Enforcement and Compliance

Maintaining a level playing field among manufacturers is addressed through a combination of civil penalties for noncompliance and transparency that allows all stakeholders and the public to evaluate progress. For manufacturers to be in compliance, they must develop and implement a CalRecycle-approved stewardship plan, submit annual reports on the progress of their program, and submit an administrative fee to CalRecycle to cover the cost of services to administer and enforce this law.


Annual reports will be posted on CalRecycle’s Annual Reporting web page. These reports shall include information on volume of paint sold, postconsumer paint recovered, the methods used to collect, transport, and process postconsumer paint, the total program cost, an evaluation of the funding mechanism, an independent financial audit, and examples of educational materials provided to consumers. Annual reports are due to CalRecycle each year by November 1. CalRecycle reviews annual reports within the context of the requirements in statute and regulations and determines if the report is complete. Within 90 days of receiving a complete report, CalRecycle adopts a finding of compliance, non-compliance, or conditional approval.


CalRecycle used a rulemaking process to establish procedures such as:

    • Stewardship plan approval criteria.
    • A process for CalRecycle to accept payment for its services related to oversight and enforcement activities.
    • The establishment of penalty ranges that reflect a progressive enforcement approach.
    • Criteria for acceptance of annual reports.

The Office of Administrative Law approved the Architectural Paint Recovery Program Regulations on June 6, 2012. The regulations became effective immediately.

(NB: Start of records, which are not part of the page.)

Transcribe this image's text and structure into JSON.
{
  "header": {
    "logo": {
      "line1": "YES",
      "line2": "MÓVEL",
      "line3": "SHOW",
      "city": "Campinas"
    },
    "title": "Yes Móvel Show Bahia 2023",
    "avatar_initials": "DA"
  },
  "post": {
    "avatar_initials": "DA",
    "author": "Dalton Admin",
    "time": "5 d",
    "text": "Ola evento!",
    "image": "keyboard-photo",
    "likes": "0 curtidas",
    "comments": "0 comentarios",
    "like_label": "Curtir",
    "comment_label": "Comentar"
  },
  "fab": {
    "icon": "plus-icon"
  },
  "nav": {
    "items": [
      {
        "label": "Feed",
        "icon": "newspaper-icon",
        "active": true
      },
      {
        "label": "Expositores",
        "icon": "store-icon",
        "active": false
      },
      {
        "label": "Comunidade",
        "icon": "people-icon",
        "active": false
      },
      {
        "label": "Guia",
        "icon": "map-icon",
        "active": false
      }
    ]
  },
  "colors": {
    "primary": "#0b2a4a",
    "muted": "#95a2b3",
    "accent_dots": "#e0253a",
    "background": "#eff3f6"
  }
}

Subscribe to the CalRecycle Paint Stewardship listserv to receive periodic e-mail updates specific to CalRecycle-related implementation activities.